Can Tongue Ties and Lip Ties Interfere with Nursing?
Q: My mother thinks that our newborn has tongue-tie. Could this interfere with nursing?
A: Tongue-tie means that the membrane (the frenulum) that attaches the tongue to the floor of the mouth is shorter than usual. Some babies with tongue-tie breastfeed perfectly well; others have difficulty. If the tongue-tie is interfering with breastfeeding, it’s possible to clip the frenulum to release the tongue. While in the past it has been customary to leave tongue ties alone because most loosen with time, Dr. Bill Sears has for decades been clipping the frenulum if it appears too tight and baby is not latching on well. Signs that the tongue is tight enough to warrant clipping are:
- Latch-on is painful to mother
- Baby is not getting enough milk
- The tip of the tongue doesn’t protrude past the lower gum
- The tongue curls under when baby cries, opens her mouth wide, or tries to suck (it should curl upward and form a trough)
After this painless, thirty-second office procedure to release the tongue, mother almost immediately notices that latch-on is more comfortable and baby is able to nurse more effectively.

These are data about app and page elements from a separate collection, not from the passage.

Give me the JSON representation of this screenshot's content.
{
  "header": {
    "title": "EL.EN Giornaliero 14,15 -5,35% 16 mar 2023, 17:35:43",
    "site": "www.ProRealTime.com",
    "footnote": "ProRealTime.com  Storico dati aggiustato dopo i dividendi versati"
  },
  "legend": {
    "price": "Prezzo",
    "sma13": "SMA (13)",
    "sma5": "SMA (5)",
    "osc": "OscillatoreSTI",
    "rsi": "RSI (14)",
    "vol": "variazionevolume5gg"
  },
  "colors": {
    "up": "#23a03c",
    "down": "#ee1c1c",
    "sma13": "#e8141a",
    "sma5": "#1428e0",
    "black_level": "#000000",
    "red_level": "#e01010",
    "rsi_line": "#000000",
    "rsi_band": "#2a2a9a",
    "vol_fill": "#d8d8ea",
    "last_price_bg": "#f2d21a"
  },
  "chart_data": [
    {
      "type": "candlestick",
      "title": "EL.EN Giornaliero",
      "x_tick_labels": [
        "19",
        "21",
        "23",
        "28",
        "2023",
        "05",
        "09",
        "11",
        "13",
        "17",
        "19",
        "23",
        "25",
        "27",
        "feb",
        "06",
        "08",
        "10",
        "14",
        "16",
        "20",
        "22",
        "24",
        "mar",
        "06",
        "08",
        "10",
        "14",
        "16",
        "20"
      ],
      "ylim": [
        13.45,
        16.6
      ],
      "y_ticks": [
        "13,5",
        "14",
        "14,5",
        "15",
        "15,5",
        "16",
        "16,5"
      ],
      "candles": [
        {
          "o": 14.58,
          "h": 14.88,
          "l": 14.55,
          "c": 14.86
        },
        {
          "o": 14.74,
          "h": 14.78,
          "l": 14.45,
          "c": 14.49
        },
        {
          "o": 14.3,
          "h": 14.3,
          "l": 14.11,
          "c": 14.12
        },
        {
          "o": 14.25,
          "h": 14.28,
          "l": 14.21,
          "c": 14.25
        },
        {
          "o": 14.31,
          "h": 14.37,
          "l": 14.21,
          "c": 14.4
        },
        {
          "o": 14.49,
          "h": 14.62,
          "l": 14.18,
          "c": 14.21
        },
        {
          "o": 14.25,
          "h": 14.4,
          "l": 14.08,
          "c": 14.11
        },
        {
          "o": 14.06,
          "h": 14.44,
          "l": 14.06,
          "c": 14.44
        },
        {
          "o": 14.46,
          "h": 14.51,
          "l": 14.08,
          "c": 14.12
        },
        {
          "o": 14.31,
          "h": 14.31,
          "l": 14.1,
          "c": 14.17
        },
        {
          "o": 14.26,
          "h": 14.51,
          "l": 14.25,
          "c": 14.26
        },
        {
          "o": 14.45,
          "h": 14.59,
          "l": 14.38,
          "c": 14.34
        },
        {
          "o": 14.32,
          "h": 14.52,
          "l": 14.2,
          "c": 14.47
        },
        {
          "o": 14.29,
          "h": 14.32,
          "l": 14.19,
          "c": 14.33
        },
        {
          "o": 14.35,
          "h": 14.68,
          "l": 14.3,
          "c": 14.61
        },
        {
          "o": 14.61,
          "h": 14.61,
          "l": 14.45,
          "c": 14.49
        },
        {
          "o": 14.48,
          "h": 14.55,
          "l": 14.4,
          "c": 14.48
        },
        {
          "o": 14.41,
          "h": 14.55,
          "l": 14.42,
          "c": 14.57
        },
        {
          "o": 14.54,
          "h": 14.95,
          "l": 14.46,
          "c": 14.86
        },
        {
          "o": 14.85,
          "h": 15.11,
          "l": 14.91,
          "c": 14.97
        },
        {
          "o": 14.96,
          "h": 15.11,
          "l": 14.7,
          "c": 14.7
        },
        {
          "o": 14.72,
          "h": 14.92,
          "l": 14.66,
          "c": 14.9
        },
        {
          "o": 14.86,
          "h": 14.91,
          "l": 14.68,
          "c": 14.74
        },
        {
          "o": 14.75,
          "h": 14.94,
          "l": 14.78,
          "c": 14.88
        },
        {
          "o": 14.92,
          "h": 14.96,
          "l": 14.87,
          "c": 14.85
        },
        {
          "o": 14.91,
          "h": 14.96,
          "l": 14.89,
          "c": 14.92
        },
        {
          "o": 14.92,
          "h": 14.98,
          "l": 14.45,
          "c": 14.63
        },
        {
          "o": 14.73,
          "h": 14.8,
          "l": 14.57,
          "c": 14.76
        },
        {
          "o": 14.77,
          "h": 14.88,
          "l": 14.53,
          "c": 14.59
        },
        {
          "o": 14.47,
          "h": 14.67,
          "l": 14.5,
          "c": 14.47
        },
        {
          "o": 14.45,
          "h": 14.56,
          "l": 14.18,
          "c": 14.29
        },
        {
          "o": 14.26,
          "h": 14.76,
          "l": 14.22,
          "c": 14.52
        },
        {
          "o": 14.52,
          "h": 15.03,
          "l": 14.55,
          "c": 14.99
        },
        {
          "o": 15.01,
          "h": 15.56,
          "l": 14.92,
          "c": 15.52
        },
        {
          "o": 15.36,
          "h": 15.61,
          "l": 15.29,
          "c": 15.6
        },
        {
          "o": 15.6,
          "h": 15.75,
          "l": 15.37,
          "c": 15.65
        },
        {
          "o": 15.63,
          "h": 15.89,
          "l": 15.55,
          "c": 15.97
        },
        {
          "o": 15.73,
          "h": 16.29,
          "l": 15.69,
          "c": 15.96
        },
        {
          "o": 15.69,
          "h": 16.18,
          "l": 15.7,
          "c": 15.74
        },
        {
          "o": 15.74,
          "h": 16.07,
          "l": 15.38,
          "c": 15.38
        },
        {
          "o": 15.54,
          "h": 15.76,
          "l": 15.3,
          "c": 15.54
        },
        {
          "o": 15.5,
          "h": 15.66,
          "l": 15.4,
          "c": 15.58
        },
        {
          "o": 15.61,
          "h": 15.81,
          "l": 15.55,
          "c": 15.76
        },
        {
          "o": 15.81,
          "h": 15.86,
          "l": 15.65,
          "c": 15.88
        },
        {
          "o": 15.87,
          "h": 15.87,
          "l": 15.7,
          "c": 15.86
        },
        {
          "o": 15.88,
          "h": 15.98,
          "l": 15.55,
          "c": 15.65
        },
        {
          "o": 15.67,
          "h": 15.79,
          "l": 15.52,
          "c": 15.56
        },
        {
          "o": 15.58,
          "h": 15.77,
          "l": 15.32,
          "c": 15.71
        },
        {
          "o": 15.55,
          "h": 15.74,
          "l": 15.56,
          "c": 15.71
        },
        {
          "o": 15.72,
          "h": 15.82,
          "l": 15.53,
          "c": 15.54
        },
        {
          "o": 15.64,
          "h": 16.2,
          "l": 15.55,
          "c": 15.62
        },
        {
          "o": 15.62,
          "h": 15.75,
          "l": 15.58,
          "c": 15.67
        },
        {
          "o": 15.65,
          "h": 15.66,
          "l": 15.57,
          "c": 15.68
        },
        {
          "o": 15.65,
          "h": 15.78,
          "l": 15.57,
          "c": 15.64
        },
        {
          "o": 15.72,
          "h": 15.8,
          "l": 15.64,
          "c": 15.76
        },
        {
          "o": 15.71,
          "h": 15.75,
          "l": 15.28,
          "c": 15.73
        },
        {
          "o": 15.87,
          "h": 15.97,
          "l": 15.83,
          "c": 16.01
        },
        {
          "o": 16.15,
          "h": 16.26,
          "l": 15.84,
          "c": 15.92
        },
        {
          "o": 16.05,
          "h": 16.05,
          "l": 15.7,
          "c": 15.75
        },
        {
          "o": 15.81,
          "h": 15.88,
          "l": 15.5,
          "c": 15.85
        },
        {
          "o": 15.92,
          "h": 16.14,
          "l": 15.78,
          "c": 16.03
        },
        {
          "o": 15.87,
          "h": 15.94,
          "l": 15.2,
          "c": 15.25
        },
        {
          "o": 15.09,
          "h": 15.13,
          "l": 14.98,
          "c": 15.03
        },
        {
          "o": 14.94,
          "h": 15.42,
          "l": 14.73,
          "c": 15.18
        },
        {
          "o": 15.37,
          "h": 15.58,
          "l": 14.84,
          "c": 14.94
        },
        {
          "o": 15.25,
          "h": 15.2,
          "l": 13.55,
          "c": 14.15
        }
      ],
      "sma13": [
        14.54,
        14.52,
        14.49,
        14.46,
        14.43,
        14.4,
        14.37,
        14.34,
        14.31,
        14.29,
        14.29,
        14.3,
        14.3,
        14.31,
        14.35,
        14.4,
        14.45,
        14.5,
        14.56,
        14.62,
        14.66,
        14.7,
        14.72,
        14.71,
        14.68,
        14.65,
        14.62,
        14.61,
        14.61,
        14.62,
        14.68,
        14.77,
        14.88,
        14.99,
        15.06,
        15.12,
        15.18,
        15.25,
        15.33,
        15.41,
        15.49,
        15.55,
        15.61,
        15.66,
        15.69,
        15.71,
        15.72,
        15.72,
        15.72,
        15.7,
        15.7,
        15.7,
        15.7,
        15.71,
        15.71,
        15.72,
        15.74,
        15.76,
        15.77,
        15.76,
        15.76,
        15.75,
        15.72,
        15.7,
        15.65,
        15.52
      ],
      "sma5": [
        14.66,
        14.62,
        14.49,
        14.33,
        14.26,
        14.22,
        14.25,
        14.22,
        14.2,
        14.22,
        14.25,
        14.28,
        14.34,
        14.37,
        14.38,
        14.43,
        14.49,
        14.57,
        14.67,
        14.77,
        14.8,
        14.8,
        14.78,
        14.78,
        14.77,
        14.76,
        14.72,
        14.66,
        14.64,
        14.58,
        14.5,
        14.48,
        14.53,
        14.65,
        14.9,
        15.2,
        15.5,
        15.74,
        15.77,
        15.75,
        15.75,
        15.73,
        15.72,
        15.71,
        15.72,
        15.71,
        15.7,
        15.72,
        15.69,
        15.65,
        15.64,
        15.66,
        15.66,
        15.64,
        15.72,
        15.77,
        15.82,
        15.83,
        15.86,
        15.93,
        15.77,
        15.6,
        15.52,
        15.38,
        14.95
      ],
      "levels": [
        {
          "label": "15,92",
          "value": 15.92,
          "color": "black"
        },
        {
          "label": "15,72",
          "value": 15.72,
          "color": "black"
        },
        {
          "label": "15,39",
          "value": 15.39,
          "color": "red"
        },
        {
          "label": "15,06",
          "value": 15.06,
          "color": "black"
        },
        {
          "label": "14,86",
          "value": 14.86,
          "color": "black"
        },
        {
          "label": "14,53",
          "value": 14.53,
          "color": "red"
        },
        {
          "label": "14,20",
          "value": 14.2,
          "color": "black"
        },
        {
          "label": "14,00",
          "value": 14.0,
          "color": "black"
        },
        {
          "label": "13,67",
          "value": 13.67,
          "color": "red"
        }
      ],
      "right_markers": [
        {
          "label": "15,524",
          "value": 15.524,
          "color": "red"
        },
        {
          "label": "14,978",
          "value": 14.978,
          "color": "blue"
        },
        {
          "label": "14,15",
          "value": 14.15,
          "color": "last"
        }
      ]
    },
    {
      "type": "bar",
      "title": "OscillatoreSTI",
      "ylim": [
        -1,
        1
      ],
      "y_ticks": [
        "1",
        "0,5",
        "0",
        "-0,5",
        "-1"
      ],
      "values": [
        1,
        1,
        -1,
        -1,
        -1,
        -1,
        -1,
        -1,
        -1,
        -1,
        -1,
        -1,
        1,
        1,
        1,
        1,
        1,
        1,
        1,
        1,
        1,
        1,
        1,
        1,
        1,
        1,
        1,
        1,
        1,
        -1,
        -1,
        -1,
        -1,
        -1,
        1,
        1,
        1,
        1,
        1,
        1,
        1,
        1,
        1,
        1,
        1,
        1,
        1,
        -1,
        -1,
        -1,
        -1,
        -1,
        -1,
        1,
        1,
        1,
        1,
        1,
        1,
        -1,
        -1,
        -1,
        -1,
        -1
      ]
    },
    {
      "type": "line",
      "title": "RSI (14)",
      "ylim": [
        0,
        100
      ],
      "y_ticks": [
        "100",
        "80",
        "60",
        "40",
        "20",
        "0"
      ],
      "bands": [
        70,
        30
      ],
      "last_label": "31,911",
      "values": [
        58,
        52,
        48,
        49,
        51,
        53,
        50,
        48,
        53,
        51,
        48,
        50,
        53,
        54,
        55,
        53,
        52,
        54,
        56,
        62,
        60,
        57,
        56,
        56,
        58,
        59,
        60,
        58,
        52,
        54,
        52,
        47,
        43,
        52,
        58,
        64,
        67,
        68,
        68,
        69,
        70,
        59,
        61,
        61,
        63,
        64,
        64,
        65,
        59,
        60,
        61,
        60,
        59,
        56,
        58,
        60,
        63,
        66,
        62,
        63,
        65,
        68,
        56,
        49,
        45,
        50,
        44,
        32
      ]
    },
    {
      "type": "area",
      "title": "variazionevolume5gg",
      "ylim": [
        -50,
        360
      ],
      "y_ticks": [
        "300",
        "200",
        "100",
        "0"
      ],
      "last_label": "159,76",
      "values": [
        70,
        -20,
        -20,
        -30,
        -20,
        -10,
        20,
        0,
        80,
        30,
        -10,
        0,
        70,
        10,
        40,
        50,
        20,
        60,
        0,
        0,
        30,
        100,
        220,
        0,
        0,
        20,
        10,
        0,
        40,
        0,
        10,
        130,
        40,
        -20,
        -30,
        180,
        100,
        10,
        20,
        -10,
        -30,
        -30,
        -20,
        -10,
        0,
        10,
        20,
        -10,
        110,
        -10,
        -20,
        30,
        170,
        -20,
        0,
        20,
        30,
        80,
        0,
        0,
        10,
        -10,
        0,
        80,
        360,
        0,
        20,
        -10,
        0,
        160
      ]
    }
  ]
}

Clipping a frenulum is a quick and painless procedure that can be done in your doctor’s office. In the early weeks, the frenulum is so thin that it’s easy to clip and usually yields only a few drops of blood, or none at all. While baby’s mouth is open (either normally open or when crying), the doctor holds the tip of the tongue with a piece of gauze (sometimes if the mouth is open wide enough, holding the tongue is not necessary) and uses scissors to clip the frenulum back to where it joins the base of the tongue.

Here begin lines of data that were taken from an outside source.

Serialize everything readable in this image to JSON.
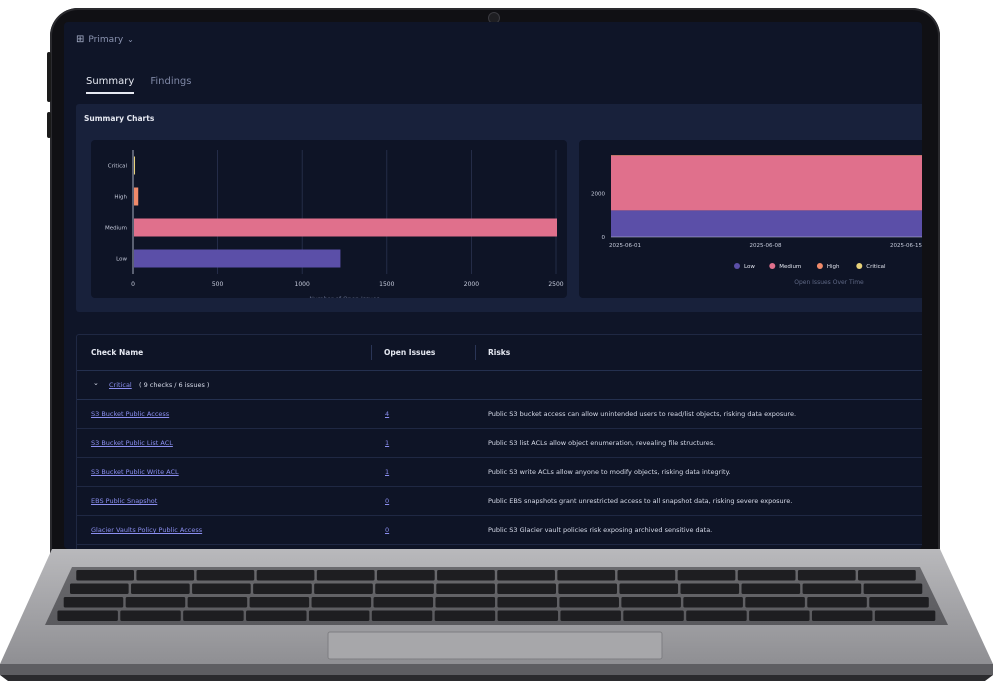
{
  "account": {
    "icon": "grid-icon",
    "label": "Primary",
    "caret": "⌄"
  },
  "tabs": [
    {
      "label": "Summary",
      "active": true
    },
    {
      "label": "Findings",
      "active": false
    }
  ],
  "panel": {
    "title": "Summary Charts"
  },
  "colors": {
    "low": "#5b4fa8",
    "medium": "#e0708c",
    "high": "#f08a6a",
    "critical": "#e8d27a"
  },
  "chart_data": [
    {
      "type": "bar",
      "orientation": "horizontal",
      "categories": [
        "Critical",
        "High",
        "Medium",
        "Low"
      ],
      "values": [
        6,
        25,
        2500,
        1220
      ],
      "xlabel": "Number of Open Issues",
      "xlim": [
        0,
        2500
      ],
      "xticks": [
        "0",
        "500",
        "1000",
        "1500",
        "2000",
        "2500"
      ],
      "grid": true
    },
    {
      "type": "area",
      "stacked": true,
      "x": [
        "2025-06-01",
        "2025-06-08",
        "2025-06-15"
      ],
      "series": [
        {
          "name": "Low",
          "values": [
            1220,
            1220,
            1220
          ]
        },
        {
          "name": "Medium",
          "values": [
            2500,
            2500,
            2500
          ]
        },
        {
          "name": "High",
          "values": [
            25,
            25,
            25
          ]
        },
        {
          "name": "Critical",
          "values": [
            6,
            6,
            6
          ]
        }
      ],
      "xlabel": "Open Issues Over Time",
      "yticks": [
        "0",
        "2000"
      ],
      "legend": "bottom-right"
    }
  ],
  "table": {
    "headers": {
      "check": "Check Name",
      "open": "Open Issues",
      "risks": "Risks"
    },
    "group": {
      "chevron": "⌄",
      "name": "Critical",
      "summary": "( 9 checks / 6 issues )"
    },
    "rows": [
      {
        "name": "S3 Bucket Public Access",
        "count": "4",
        "risk": "Public S3 bucket access can allow unintended users to read/list objects, risking data exposure."
      },
      {
        "name": "S3 Bucket Public List ACL",
        "count": "1",
        "risk": "Public S3 list ACLs allow object enumeration, revealing file structures."
      },
      {
        "name": "S3 Bucket Public Write ACL",
        "count": "1",
        "risk": "Public S3 write ACLs allow anyone to modify objects, risking data integrity."
      },
      {
        "name": "EBS Public Snapshot",
        "count": "0",
        "risk": "Public EBS snapshots grant unrestricted access to all snapshot data, risking severe exposure."
      },
      {
        "name": "Glacier Vaults Policy Public Access",
        "count": "0",
        "risk": "Public S3 Glacier vault policies risk exposing archived sensitive data."
      }
    ]
  }
}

If your doctor or lactation consultant feels that you are having breastfeeding problems caused by tongue-tie, get the baby’s tongue clipped. Some doctors may be reluctant to do this procedure because most tight tongues loosen with time. However, these physicians are probably not aware of how a baby must use his tongue to get milk out of the breast. Enlist the help of your lactation consultant to persuade your baby’s doctor to clip the short frenulum. The LC may also be able to refer you to a physician who is willing to do this procedure if your doctor is not.

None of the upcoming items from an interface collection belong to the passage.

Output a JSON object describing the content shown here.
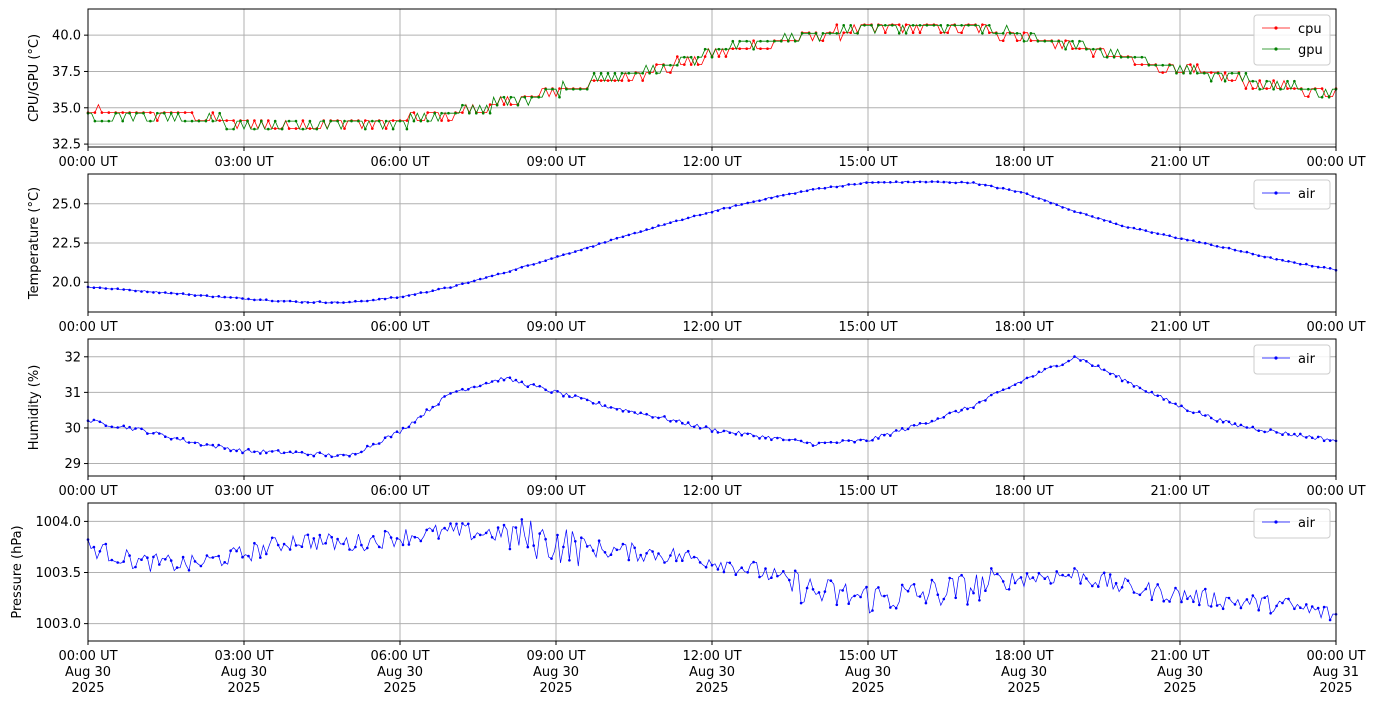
{
  "chart_data": [
    {
      "type": "line",
      "ylabel": "CPU/GPU (°C)",
      "ylim": [
        32.3,
        41.8
      ],
      "yticks": [
        32.5,
        35.0,
        37.5,
        40.0
      ],
      "yticklabels": [
        "32.5",
        "35.0",
        "37.5",
        "40.0"
      ],
      "xticklabels": [
        "00:00 UT",
        "03:00 UT",
        "06:00 UT",
        "09:00 UT",
        "12:00 UT",
        "15:00 UT",
        "18:00 UT",
        "21:00 UT",
        "00:00 UT"
      ],
      "legend_position": "top-right",
      "grid": true,
      "x_hours": [
        0,
        1,
        2,
        3,
        4,
        5,
        6,
        7,
        8,
        9,
        10,
        11,
        12,
        13,
        14,
        15,
        16,
        17,
        18,
        19,
        20,
        21,
        22,
        23,
        24
      ],
      "series": [
        {
          "name": "cpu",
          "color": "#ff0000",
          "values": [
            34.6,
            34.7,
            34.5,
            33.8,
            33.7,
            33.9,
            34.1,
            34.5,
            35.3,
            36.1,
            36.8,
            37.6,
            38.6,
            39.3,
            39.9,
            40.4,
            40.5,
            40.4,
            39.8,
            39.2,
            38.2,
            37.6,
            37.0,
            36.4,
            36.0
          ]
        },
        {
          "name": "gpu",
          "color": "#008000",
          "values": [
            34.5,
            34.6,
            34.4,
            33.8,
            33.8,
            33.9,
            34.1,
            34.6,
            35.4,
            36.3,
            37.0,
            37.8,
            38.8,
            39.5,
            40.0,
            40.5,
            40.6,
            40.5,
            40.0,
            39.3,
            38.4,
            37.7,
            37.1,
            36.5,
            36.1
          ]
        }
      ]
    },
    {
      "type": "line",
      "ylabel": "Temperature (°C)",
      "ylim": [
        18.1,
        26.9
      ],
      "yticks": [
        20.0,
        22.5,
        25.0
      ],
      "yticklabels": [
        "20.0",
        "22.5",
        "25.0"
      ],
      "xticklabels": [
        "00:00 UT",
        "03:00 UT",
        "06:00 UT",
        "09:00 UT",
        "12:00 UT",
        "15:00 UT",
        "18:00 UT",
        "21:00 UT",
        "00:00 UT"
      ],
      "legend_position": "top-right",
      "grid": true,
      "x_hours": [
        0,
        1,
        2,
        3,
        4,
        5,
        6,
        7,
        8,
        9,
        10,
        11,
        12,
        13,
        14,
        15,
        16,
        17,
        18,
        19,
        20,
        21,
        22,
        23,
        24
      ],
      "series": [
        {
          "name": "air",
          "color": "#0000ff",
          "values": [
            19.7,
            19.45,
            19.2,
            18.95,
            18.75,
            18.7,
            19.05,
            19.7,
            20.6,
            21.6,
            22.6,
            23.6,
            24.5,
            25.3,
            25.95,
            26.35,
            26.4,
            26.35,
            25.7,
            24.5,
            23.5,
            22.8,
            22.1,
            21.35,
            20.8
          ]
        }
      ]
    },
    {
      "type": "line",
      "ylabel": "Humidity (%)",
      "ylim": [
        28.65,
        32.5
      ],
      "yticks": [
        29,
        30,
        31,
        32
      ],
      "yticklabels": [
        "29",
        "30",
        "31",
        "32"
      ],
      "xticklabels": [
        "00:00 UT",
        "03:00 UT",
        "06:00 UT",
        "09:00 UT",
        "12:00 UT",
        "15:00 UT",
        "18:00 UT",
        "21:00 UT",
        "00:00 UT"
      ],
      "legend_position": "top-right",
      "grid": true,
      "x_hours": [
        0,
        1,
        2,
        3,
        4,
        5,
        6,
        7,
        8,
        9,
        10,
        11,
        12,
        13,
        14,
        15,
        16,
        17,
        18,
        19,
        20,
        21,
        22,
        23,
        24
      ],
      "series": [
        {
          "name": "air",
          "color": "#0000ff",
          "values": [
            30.2,
            29.95,
            29.6,
            29.35,
            29.3,
            29.2,
            29.9,
            31.0,
            31.4,
            31.0,
            30.6,
            30.3,
            29.95,
            29.75,
            29.55,
            29.65,
            30.1,
            30.6,
            31.35,
            32.0,
            31.3,
            30.6,
            30.1,
            29.85,
            29.65
          ]
        }
      ]
    },
    {
      "type": "line",
      "ylabel": "Pressure (hPa)",
      "ylim": [
        1002.83,
        1004.18
      ],
      "yticks": [
        1003.0,
        1003.5,
        1004.0
      ],
      "yticklabels": [
        "1003.0",
        "1003.5",
        "1004.0"
      ],
      "xticklabels": [
        "00:00 UT\nAug 30\n2025",
        "03:00 UT\nAug 30\n2025",
        "06:00 UT\nAug 30\n2025",
        "09:00 UT\nAug 30\n2025",
        "12:00 UT\nAug 30\n2025",
        "15:00 UT\nAug 30\n2025",
        "18:00 UT\nAug 30\n2025",
        "21:00 UT\nAug 30\n2025",
        "00:00 UT\nAug 31\n2025"
      ],
      "legend_position": "top-right",
      "grid": true,
      "x_hours": [
        0,
        1,
        2,
        3,
        4,
        5,
        6,
        7,
        8,
        9,
        10,
        11,
        12,
        13,
        14,
        15,
        16,
        17,
        18,
        19,
        20,
        21,
        22,
        23,
        24
      ],
      "series": [
        {
          "name": "air",
          "color": "#0000ff",
          "values": [
            1003.75,
            1003.6,
            1003.58,
            1003.68,
            1003.82,
            1003.78,
            1003.85,
            1003.9,
            1003.88,
            1003.78,
            1003.72,
            1003.68,
            1003.62,
            1003.5,
            1003.3,
            1003.25,
            1003.28,
            1003.35,
            1003.45,
            1003.48,
            1003.35,
            1003.28,
            1003.22,
            1003.18,
            1003.08
          ]
        }
      ]
    }
  ]
}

Lip ties, which occur when baby’s lip is tied via a thin piece of tissue to the middle of the upper gum, can interfere with latching on, cause nipple trauma, and even cause cavities. The tissue causes the lip to curl inward, which can rub on the nipple and interfere with baby’s ability to form a seal on the breast. Like snipping the frenulum, snipping the lip tie is also a simple procedure and is relatively bloodless and painless.
Martha Sears, RN